ICANN Bylaws Article III, §1 states that “ICANN and its constituent bodies shall operate to the maximum extent feasible in an open and transparent manner and consistent with procedures designed to ensure fairness.” One issue your correspondence has highlighted is the need for ICANN to develop “procedures” for access to data that ensure privacy and confidentiality where appropriate and required to ensure fairness; establishing such procedures will require time and the considered input of concerned Internet community members such as you. We believe that it is a well understood principle of fairness that data that has been submitted with a reasonable expectation of confidential treatment should not be released to third-parties without the express consent of the submitting party. ICANN has posted the complete text of the .JOBS and .TRAVEL agreements, but we believe that both feasibility and fairness required us to conduct the evaluation of the applications (which included confidential and proprietary applicant business and technical information) and the negotiation of the agreements with the applicants privately and bilaterally.

Based on the above, we understand that you have a particular and long-standing concern about the allocation of domain names related to travel, but we question whether you personally have been “materially affected” by ICANN’s decision to delegate either .AERO or .TRAVEL. The use of the .TRAVEL (and .AERO) TLD will be completely optional. If you are not satisfied with the policies of the proposed sponsor of the TLD, you are free to not use or register in that domain.
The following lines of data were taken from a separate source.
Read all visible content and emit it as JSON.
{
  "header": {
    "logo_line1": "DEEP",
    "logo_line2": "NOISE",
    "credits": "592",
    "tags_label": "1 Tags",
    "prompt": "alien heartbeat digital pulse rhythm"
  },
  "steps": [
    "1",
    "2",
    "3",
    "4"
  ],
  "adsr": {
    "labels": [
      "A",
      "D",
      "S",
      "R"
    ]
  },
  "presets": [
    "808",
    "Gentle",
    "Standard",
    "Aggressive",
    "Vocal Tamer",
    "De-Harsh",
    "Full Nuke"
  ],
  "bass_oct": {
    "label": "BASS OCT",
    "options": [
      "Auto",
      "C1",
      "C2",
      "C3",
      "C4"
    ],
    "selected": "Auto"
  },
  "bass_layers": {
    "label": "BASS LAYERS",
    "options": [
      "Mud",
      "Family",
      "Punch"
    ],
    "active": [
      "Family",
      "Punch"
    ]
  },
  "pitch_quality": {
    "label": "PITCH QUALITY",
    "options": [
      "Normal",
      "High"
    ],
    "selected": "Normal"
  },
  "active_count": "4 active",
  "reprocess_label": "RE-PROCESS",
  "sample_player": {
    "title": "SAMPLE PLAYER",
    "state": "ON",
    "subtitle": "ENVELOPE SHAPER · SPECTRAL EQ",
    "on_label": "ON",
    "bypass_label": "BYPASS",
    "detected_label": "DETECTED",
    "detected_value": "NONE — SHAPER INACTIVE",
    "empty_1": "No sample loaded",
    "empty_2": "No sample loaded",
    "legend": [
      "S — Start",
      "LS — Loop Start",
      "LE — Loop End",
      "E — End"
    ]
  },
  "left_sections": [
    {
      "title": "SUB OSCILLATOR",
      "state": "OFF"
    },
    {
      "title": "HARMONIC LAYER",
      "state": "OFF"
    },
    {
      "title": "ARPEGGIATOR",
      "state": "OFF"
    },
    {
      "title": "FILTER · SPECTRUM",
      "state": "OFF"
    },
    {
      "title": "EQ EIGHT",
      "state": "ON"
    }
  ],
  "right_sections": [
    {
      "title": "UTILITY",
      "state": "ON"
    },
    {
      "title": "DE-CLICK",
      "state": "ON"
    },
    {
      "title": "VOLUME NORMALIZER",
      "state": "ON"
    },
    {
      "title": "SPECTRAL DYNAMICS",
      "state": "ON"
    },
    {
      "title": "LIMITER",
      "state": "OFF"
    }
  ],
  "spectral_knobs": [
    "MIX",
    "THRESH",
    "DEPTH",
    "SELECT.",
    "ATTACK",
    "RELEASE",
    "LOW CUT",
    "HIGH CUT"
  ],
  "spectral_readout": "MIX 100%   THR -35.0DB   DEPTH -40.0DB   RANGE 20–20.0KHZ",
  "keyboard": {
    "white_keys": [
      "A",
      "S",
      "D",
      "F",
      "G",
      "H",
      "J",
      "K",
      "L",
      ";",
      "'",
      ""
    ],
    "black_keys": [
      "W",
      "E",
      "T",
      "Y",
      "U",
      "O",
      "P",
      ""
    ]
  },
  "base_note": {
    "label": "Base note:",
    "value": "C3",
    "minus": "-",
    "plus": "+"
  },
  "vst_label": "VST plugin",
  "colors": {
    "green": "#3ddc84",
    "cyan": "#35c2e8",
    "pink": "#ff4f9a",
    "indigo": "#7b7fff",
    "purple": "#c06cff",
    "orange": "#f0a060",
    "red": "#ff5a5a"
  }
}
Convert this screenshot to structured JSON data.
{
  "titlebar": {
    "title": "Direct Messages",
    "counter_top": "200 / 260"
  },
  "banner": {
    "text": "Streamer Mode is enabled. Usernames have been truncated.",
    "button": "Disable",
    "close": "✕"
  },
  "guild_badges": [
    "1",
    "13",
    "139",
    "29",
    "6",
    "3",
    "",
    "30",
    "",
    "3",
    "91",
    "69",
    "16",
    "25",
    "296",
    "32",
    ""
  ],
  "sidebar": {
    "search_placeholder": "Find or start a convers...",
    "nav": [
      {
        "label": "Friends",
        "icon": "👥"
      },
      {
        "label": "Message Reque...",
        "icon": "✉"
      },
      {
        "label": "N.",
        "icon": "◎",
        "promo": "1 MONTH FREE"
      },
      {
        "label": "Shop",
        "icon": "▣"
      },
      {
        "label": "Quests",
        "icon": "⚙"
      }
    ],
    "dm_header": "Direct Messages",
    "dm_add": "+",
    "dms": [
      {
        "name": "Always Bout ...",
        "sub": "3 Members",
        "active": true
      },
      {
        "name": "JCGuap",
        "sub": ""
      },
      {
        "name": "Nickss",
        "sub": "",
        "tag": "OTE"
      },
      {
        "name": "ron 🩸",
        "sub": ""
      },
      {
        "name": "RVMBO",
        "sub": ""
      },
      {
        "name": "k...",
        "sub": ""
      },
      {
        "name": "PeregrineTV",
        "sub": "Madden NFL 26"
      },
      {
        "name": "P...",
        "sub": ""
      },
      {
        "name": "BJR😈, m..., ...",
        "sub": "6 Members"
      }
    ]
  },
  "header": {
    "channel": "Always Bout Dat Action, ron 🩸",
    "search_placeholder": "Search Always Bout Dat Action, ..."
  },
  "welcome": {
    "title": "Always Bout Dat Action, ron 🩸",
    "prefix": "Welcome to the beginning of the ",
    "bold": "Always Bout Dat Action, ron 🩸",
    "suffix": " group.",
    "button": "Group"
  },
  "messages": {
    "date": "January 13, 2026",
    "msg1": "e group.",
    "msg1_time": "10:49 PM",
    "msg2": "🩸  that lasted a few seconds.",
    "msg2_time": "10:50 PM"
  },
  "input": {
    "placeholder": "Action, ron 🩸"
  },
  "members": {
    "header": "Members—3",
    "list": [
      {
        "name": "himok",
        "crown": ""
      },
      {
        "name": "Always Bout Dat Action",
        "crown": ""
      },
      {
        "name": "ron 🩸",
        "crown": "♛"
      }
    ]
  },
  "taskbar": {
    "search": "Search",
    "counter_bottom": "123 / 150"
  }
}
We understand that you have indicated a desire to seek independent review of the ICANN Board’s decision to approve the delegation of .TRAVEL. Under ICANN’s Bylaws independent review is available to persons that are “materially affected by a decision or action by the Board that he or she asserts is inconsistent with the Articles of Incorporation or Bylaws.” In order to assist in the preparation of an appropriate response, could you please describe why you believe that you were personally “materially affected” by the delegation of .TRAVEL? Also, please confirm that you understand that the party not prevailing in an independent review proceeding is ordinarily responsible for bearing all the costs of the independent review provider, including the fees and expenses of the arbitrators.
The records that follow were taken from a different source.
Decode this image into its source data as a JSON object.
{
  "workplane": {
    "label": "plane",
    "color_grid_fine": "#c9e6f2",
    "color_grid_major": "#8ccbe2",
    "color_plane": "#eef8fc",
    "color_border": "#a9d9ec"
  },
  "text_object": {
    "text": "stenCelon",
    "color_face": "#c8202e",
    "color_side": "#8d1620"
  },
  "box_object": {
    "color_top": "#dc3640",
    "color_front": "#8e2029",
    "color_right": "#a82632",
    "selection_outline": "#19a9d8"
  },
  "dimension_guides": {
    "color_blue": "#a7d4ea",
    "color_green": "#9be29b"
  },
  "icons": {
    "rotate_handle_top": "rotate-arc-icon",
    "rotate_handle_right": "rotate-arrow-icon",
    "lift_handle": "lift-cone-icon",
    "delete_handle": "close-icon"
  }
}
Thank you again for your concern and interest. Please provide any response in writing if you have any questions or comments regarding the above, or if you feel that we have failed to respond to your previously addressed concerns.

Best regards,

John O. Jeffrey
General Counsel

Internet Corporation for Assigned
Names and Numbers (ICANN)
4676 Admiralty Way
Marina Del Rey, CA 90292-6601
+1.310.823.9358 main
+1.310.823.8649 fax

Link | Posted by Edward on Thursday, 12 May 2005, 19:02 ( 7:02 PM)
Post a comment

Save personal info as cookie?

Bio | Blog | Blogroll | Books | Contact | Disclosures | Events | FAQs & Explainers | Home | Newsletter | Privacy | Resisters.Info | Search | Sitemap | The Amazing Race | The Identity Project | Travel Privacy & Human Rights | Twitter

"Don't believe anything just because you read it on the Internet. Anyone can say anything on the Internet, and they do. The Internet is the most effective medium in history for the rapid global propagation of rumor, myth, and false information." (From The Practical Nomad Guide to the Online Travel Marketplace, 2001)
RSS 2.0 feed of this blog
RSS 2.0 feed of this blog
RSS 1.0 feed of this blog
Powered by
Movable Type Open Source
Movable Type Open Source 5.2.13

Pegasus Mail
Pegasus Mail by David Harris